• TASK GOAL: Collect every line below that contains the word "this".

• EXERCISE DATA:
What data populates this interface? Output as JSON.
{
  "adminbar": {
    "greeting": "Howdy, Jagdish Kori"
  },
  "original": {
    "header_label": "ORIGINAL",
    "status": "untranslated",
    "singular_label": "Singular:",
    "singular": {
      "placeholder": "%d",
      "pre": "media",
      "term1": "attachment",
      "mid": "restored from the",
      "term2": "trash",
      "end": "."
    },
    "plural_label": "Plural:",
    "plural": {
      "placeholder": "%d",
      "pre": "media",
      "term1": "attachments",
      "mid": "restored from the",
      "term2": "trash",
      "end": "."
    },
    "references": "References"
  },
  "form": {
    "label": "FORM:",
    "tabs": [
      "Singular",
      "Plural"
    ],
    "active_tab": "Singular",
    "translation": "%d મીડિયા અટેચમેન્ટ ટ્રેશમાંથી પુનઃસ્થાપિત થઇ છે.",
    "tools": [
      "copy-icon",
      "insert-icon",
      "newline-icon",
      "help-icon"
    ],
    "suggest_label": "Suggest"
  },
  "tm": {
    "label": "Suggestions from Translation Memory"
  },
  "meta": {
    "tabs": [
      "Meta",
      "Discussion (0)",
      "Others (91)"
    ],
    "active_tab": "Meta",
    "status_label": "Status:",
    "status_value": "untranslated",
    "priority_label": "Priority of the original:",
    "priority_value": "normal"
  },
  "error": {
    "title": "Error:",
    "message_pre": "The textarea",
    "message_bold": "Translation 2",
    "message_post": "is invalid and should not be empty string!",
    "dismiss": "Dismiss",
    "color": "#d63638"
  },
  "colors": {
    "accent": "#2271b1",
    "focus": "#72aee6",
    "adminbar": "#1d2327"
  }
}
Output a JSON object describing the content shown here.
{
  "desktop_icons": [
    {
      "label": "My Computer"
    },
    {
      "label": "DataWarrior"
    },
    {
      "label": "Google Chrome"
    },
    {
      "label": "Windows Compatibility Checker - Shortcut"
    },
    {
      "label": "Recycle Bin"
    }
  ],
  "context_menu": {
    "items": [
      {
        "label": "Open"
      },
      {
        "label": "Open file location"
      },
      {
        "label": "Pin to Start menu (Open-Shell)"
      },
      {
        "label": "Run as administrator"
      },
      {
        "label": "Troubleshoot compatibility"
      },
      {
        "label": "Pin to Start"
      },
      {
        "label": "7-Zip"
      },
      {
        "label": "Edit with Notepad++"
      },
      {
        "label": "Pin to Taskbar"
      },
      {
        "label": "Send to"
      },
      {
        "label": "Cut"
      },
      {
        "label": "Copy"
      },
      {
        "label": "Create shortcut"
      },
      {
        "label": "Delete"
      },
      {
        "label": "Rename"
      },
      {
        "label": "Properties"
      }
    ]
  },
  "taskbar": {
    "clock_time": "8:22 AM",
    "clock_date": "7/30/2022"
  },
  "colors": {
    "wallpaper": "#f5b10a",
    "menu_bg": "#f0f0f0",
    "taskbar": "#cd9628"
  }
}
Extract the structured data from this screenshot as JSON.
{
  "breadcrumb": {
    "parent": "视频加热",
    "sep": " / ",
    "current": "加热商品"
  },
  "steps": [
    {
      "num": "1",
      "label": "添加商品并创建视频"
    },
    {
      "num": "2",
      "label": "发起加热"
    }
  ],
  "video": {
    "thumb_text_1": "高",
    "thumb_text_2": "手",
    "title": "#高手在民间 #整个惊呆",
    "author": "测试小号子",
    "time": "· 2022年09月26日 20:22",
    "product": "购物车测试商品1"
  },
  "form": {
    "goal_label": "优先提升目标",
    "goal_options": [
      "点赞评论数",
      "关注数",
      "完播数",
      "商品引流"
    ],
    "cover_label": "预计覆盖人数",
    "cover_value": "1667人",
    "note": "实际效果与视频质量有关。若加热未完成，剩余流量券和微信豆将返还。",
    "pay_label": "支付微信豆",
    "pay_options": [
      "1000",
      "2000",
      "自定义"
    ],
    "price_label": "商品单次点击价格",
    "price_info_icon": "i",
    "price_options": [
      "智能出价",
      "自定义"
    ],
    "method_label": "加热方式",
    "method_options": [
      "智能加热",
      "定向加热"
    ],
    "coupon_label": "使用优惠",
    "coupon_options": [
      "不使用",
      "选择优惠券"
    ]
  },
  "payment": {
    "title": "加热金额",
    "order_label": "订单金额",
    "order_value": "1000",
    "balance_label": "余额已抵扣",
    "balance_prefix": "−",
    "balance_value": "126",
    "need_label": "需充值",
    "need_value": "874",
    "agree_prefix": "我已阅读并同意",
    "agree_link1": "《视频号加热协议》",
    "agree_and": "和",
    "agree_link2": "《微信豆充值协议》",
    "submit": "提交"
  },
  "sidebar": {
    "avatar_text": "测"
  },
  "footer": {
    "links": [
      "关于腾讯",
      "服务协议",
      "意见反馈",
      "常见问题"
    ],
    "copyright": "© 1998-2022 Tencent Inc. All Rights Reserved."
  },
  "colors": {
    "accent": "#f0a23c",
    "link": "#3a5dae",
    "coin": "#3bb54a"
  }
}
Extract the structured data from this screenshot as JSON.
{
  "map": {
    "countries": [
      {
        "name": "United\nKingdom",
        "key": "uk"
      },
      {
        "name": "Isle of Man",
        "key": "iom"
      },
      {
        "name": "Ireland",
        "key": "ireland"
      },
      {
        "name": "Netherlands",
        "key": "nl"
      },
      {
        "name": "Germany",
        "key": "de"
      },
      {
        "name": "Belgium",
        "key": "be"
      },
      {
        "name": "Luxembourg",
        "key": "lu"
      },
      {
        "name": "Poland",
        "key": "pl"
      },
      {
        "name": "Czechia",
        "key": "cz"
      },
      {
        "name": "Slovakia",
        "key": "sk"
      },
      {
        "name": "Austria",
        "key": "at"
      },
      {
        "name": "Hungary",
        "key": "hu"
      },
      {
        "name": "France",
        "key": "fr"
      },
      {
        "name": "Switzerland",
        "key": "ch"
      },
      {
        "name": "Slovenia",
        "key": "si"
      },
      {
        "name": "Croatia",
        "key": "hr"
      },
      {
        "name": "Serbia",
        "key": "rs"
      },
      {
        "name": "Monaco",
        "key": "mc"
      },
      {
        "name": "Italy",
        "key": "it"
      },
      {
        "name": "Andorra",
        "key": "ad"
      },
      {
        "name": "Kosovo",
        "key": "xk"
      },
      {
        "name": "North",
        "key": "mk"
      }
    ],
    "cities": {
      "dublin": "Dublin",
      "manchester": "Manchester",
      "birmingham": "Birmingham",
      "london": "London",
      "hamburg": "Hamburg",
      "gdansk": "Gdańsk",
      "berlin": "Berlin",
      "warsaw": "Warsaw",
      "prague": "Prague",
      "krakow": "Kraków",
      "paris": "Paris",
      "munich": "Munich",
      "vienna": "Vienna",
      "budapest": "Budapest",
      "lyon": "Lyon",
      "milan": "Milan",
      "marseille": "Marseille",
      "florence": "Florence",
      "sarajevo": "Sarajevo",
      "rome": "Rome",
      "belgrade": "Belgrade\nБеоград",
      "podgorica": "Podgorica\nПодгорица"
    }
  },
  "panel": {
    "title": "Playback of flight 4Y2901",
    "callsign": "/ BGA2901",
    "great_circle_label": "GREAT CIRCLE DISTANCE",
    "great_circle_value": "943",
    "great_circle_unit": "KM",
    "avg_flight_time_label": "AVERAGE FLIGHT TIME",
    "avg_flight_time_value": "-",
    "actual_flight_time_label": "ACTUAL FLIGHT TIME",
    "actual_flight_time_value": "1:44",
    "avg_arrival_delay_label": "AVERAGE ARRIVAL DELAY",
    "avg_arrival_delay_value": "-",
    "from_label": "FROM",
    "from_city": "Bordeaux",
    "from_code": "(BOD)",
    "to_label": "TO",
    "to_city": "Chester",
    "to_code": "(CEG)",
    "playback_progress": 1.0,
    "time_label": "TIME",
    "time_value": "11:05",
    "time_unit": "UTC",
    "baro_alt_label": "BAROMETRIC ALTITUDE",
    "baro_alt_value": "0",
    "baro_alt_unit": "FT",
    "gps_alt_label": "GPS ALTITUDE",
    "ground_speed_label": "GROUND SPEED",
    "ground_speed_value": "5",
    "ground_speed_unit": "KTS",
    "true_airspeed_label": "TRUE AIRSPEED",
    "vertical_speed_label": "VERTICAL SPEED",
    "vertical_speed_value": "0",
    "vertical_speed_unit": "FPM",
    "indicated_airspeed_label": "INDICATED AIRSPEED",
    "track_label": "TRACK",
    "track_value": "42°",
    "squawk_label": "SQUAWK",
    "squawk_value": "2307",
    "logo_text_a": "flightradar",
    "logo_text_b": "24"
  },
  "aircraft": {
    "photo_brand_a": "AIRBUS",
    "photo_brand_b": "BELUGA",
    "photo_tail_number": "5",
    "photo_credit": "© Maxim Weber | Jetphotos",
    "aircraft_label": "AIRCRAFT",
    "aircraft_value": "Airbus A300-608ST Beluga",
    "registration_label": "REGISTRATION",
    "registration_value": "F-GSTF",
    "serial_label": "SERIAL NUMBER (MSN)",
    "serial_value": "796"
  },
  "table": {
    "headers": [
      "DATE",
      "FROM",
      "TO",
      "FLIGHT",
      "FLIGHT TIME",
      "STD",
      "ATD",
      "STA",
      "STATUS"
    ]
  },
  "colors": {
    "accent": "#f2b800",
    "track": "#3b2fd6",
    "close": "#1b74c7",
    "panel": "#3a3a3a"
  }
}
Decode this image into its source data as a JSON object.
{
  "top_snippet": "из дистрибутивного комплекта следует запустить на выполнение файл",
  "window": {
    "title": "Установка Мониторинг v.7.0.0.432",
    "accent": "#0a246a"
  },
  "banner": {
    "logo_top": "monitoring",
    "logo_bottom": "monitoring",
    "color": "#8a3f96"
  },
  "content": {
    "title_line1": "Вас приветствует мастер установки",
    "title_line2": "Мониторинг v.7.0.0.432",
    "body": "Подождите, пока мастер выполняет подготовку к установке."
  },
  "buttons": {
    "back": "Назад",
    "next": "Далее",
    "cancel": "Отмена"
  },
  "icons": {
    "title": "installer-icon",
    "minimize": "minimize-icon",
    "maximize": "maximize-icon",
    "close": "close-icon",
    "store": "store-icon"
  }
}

• WRITTEN RESPONSE:
What data populates this interface? Output as JSON.
Extract the structured data from this screenshot as JSON.
Extract the structured data from this screenshot as JSON.
Decode this image into its source data as a JSON object.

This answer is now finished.